By DAVID A. LIEB
MADISON, Wis. (AP) — Dozens of rounds of live rifle ammunition were found Thursday scattered around the grounds of the Wisconsin Capitol, where large crowds of people have been protesting Gov. Scott Walker’s proposal to rescind nearly all collective bargaining rights for most public employee unions.
State attorneys revealed the ammunition discovery during a hearing in Dane County Circuit Court, where unions were asking a judge to lift restricted-access rules that have been in place since Sunday and swing open the doors to the public. State attorneys cited the ammunition while suggesting the building should instead be closed for a security sweep.
State officials said about 100 demonstrators remained in the building Thursday, still ignoring what was a 4 p.m. Sunday deadline for people to depart so the building so it could be cleaned. Since then, police adopted a policy allowing in new protesters only when an equal number leave the building.
University of Wisconsin Police Chief Susan Riseling testified that 41 rounds of .22-caliber ammunition were found Thursday morning scattered at several locations outside the Capitol. No guns were found with them.
“I don’t like to see live ammunition outside when I have significant crowds,” Riseling said. “You can’t do much with live ammunition without the gun, but the presence of it doesn’t thrill me.”
Riseling said police were conducting a sweep of the bushes and grassy areas in search of any more ammunition. She noted that ammunition often comes in 50-round boxes, meaning an additional nine rounds may be missing if the ammunition all came from the same source.
Assistant Attorney General Steven Means, who is representing the Department of Administration in the lawsuit, asked Circuit Judge John Albert to order the building closed for security purposes. The judge made no immediate ruling.
Union attorney Peggy Lautenschlager said in court that the request to close the Capitol was an overreaction to the discovery of the ammunition.
“For all we know somebody planted them there — we don’t know if it was a protester,” she said.
Protesters have taped hundreds — perhaps even thousands — of homemade posters and signs on the walls of the Capitol, many of them mocking Walker and objecting to his proposals.
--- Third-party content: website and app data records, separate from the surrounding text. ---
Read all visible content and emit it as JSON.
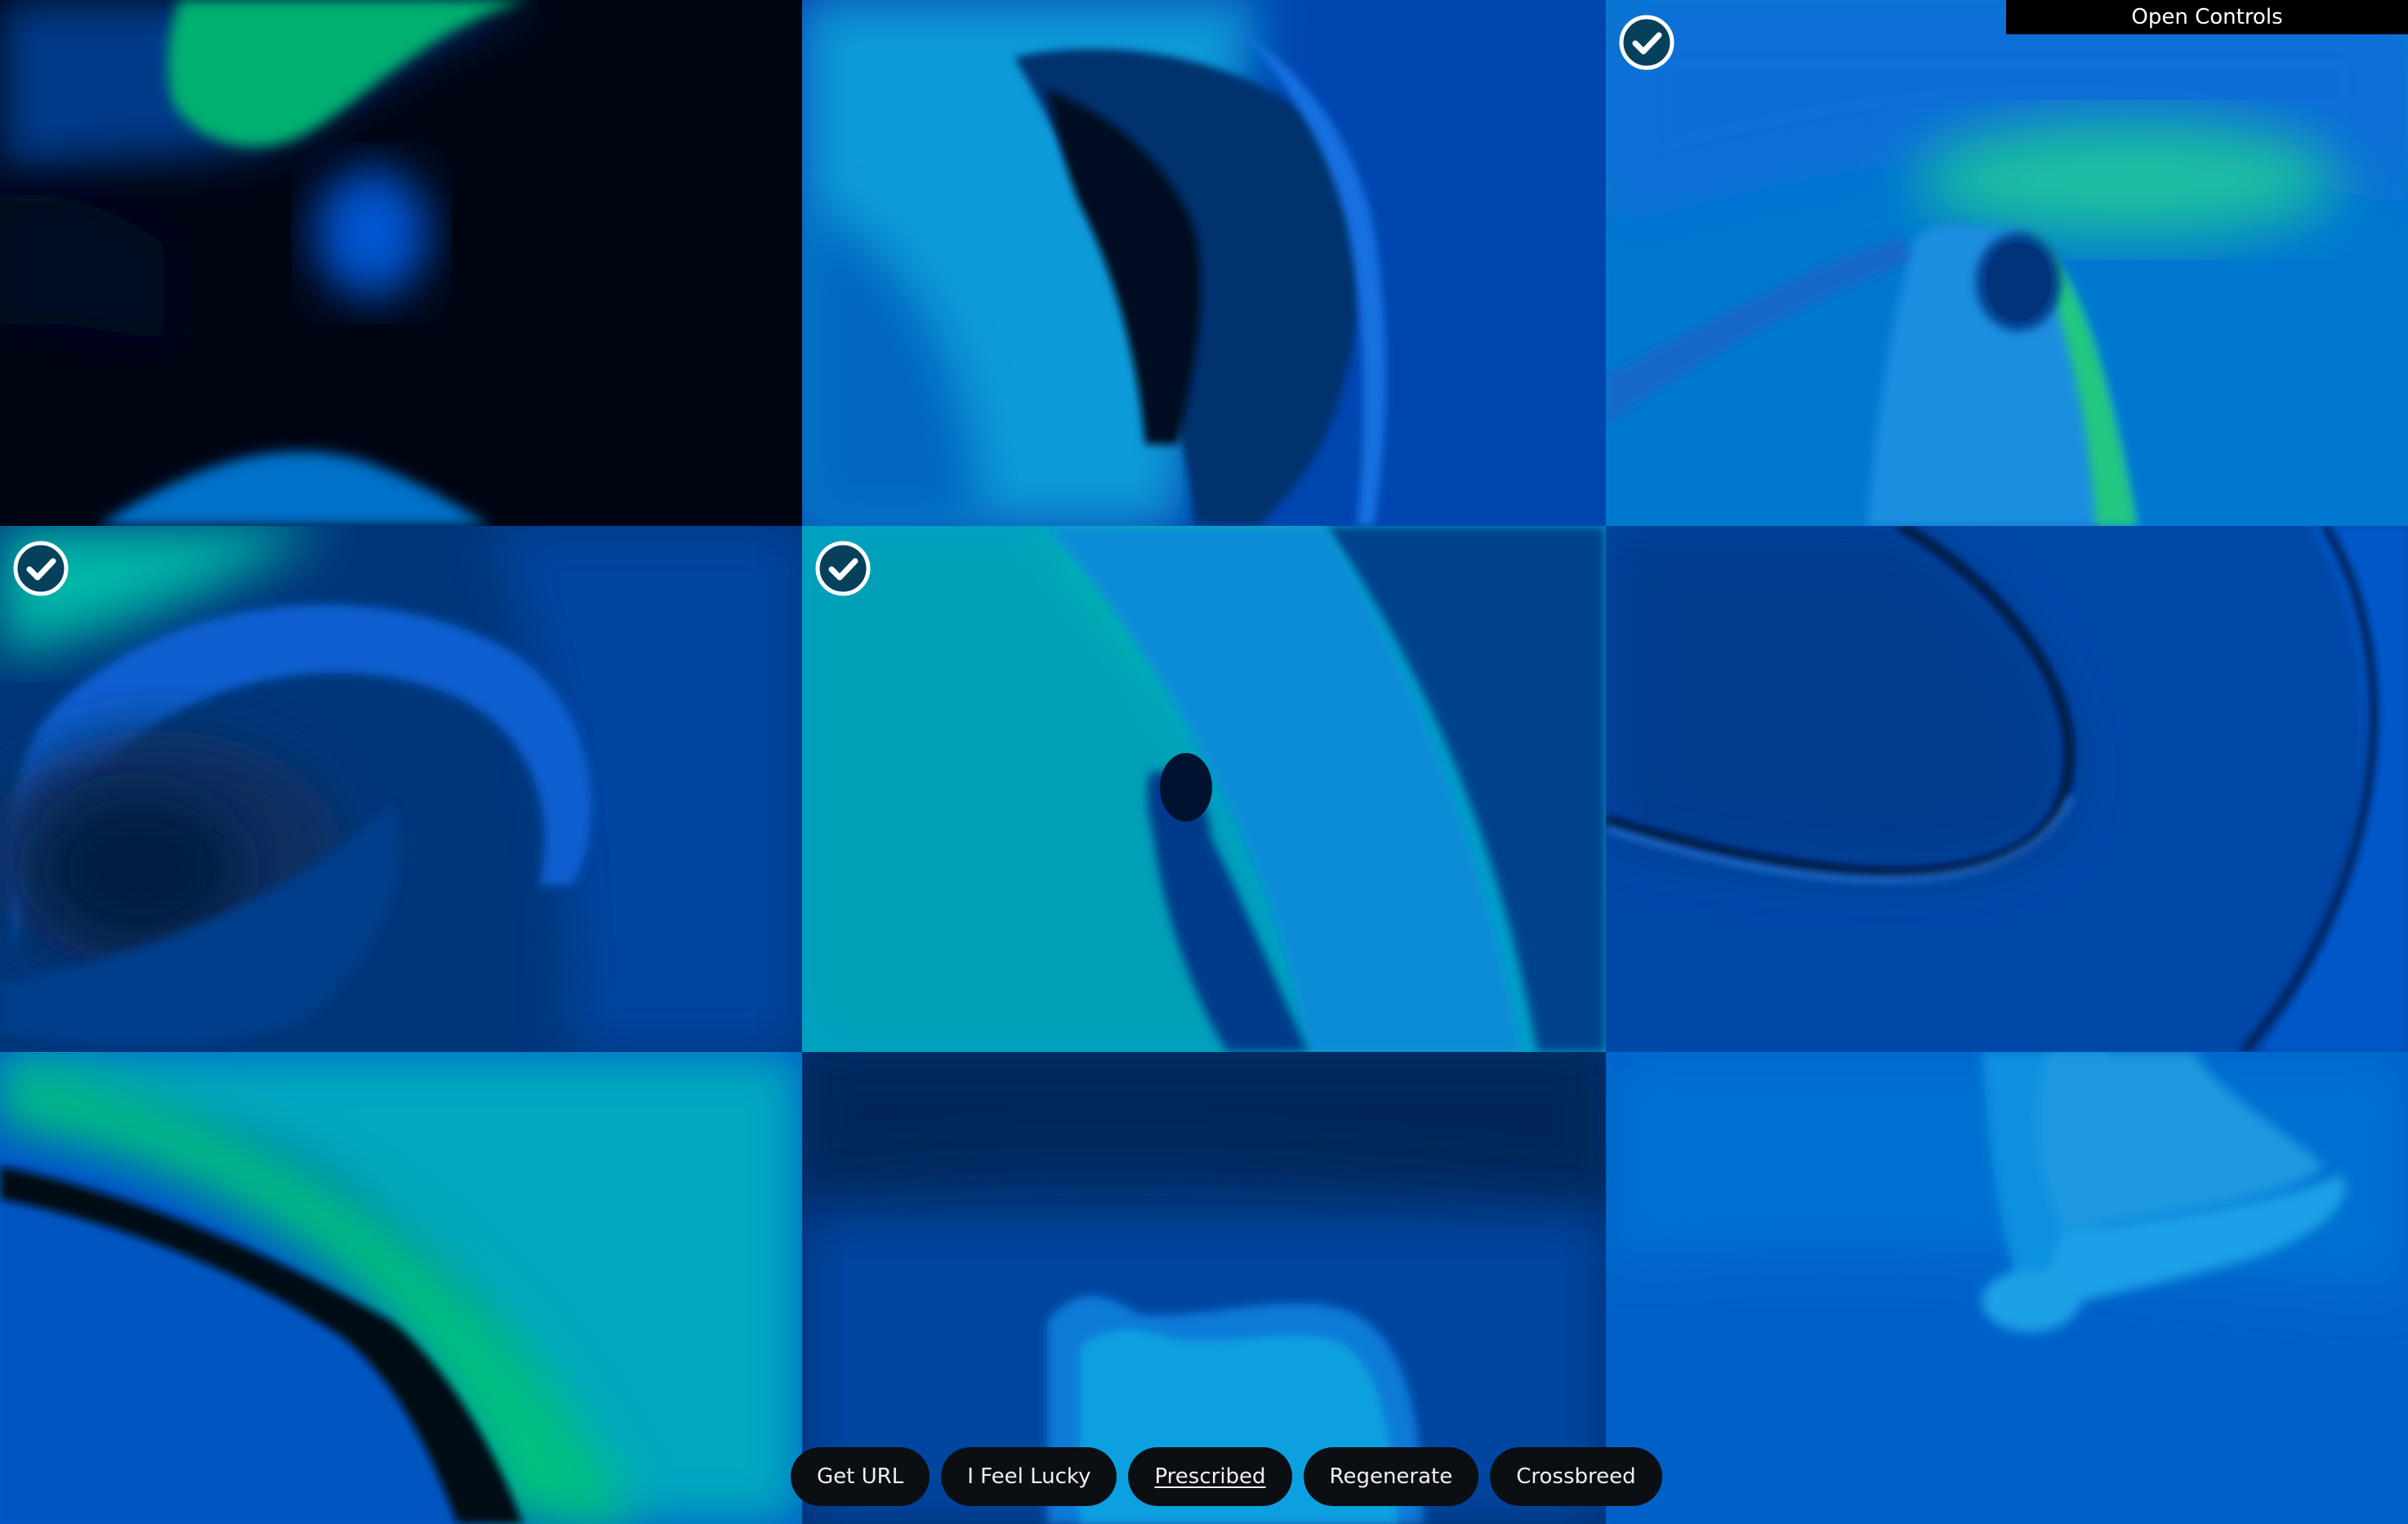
{
  "app": {
    "open_controls_label": "Open Controls",
    "toolbar": [
      {
        "id": "get-url",
        "label": "Get URL",
        "active": false
      },
      {
        "id": "feel-lucky",
        "label": "I Feel Lucky",
        "active": false
      },
      {
        "id": "prescribed",
        "label": "Prescribed",
        "active": true
      },
      {
        "id": "regenerate",
        "label": "Regenerate",
        "active": false
      },
      {
        "id": "crossbreed",
        "label": "Crossbreed",
        "active": false
      }
    ]
  },
  "grid": {
    "rows": 3,
    "columns": 3,
    "tiles": [
      {
        "selected": false
      },
      {
        "selected": false
      },
      {
        "selected": true
      },
      {
        "selected": true
      },
      {
        "selected": true
      },
      {
        "selected": false
      },
      {
        "selected": false
      },
      {
        "selected": false
      },
      {
        "selected": false
      }
    ]
  },
  "colors": {
    "deep_navy": "#00163d",
    "royal_blue": "#0044b8",
    "cyan": "#0099cc",
    "aqua_green": "#00c878",
    "black": "#000000",
    "toolbar_pill": "#0b0f14"
  },
  "icons": {
    "selected_marker": "check-circle-icon"
  }
}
Wisconsin Administration Secretary Mike Huebsch told the court that it would take $500,000 to supervise the removal of the tape, $6 milion to restore the damage to the interior of the building and an additional $1 million to restore damage done from items taped to the exterior.